But by that age, kittens are just beginning to learn to be proper cats. And no matter how well intentioned, human caretakers aren’t able to do as good a job as furry siblings and cat-parents. Kittens learn from other cats how to use the litter box and cover their waste; groom themselves; play nicely and inhibit claws and bites; use and understand body language and verbal cues; and to defer to dominant felines. They also take their cues from other cats about what’s safe—like people and other cats—and what’s scary and to be avoided. That means if Mom-cat shows kittens a positive reaction to a friendly dog, they’ll be more likely to get along in a multi-pet home.

Kittens adopted too early often bite and claw more than those who have been kitty-corrected by Mom and siblings. They also may be fearful or less tolerant of other cats, because they don’t understand all the proper feline etiquette of the social structure. And because cats tend to consider their human to be part of their family, it’s important for the kitten to respect you and defer to your rules of the house, just as he would a cat-in-command.

Proper socialization not only includes interaction with other cats, but positive handling by people during this critical period. That ensures the baby is well adjusted, confident, and emotionally healthy.

Many times we do not have the luxury of adopting our kitten at the “ideal” age. That means that you, the human parent, will need to do your best to do Mom-cat’s job and teach Junior how to be a proper cat. Each age has particular challenges, too. After all, a kitten is a kitten from birth until he reaches his first birthday—that’s a lot of physical and emotional growth and development!

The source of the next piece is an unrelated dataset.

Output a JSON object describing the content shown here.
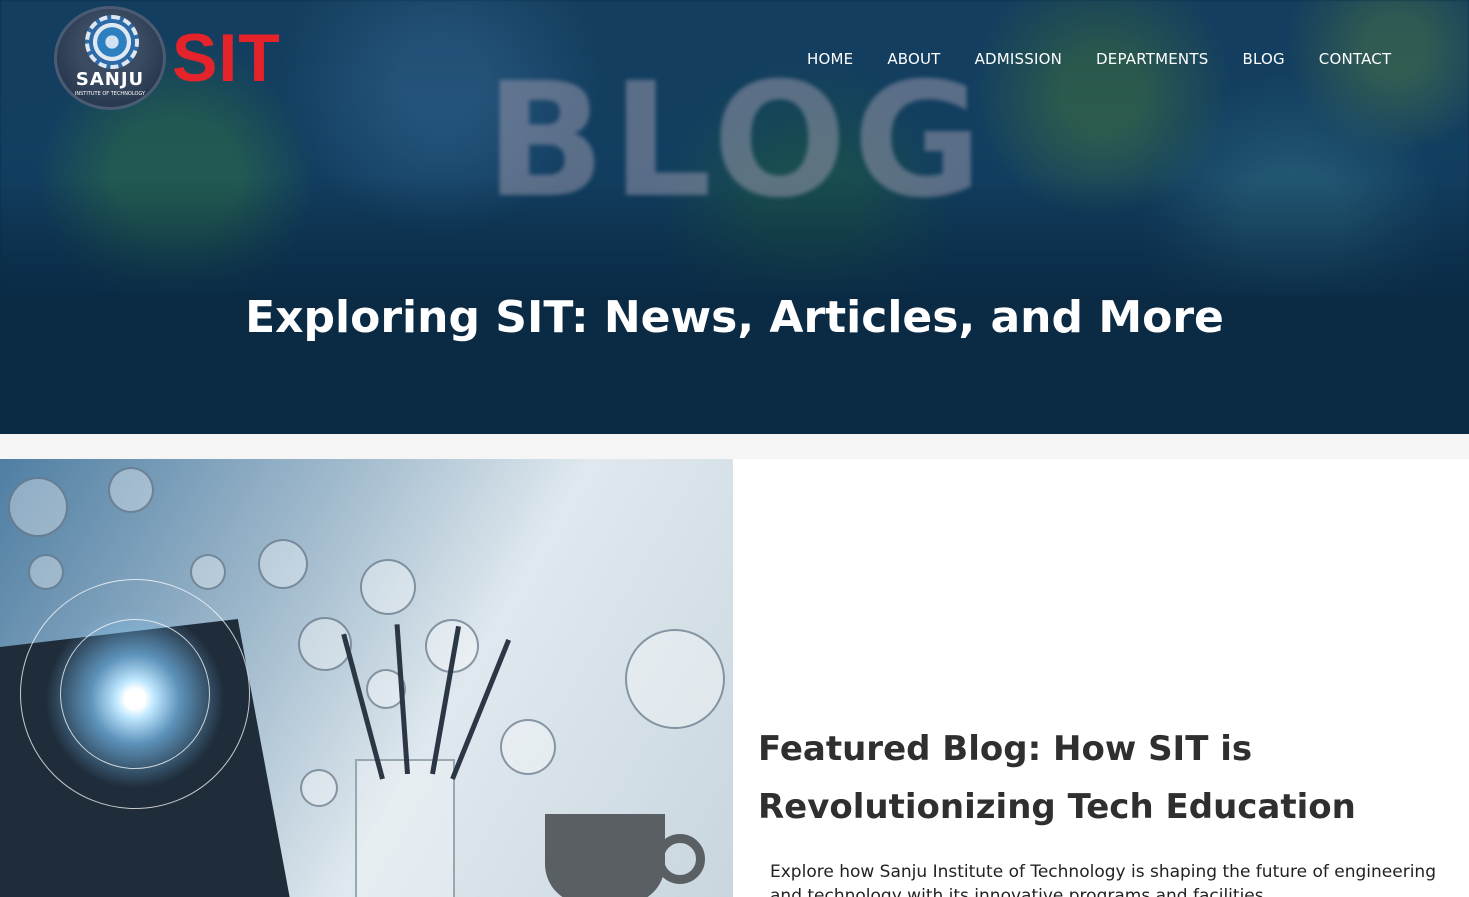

For the other 9 kitten care do’s and don’ts on my list, check out the latest Paw Nation article here!

This blog entry is an excerpt from my updated, award-winning COMPLETE KITTEN CARE, available in print and all Ebook formats. Are you looking for a kitten to adopt? How did you find your special kitten or cat…or did they find you? To make it easier for both new and experienced kitten owners to get off on the right “paw” I’m dropping the Kindle price of the book for the month of April–stay tuned! and please let shelters know that the “kitten bible” is available.

I love hearing from you, so please share comments and questions–and to stay up to date on all the latest just subscribe the blog, “like” me on Facebook, listen to the weekly radio show, and sign up for Pet Peeves newsletter with pet book give-aways!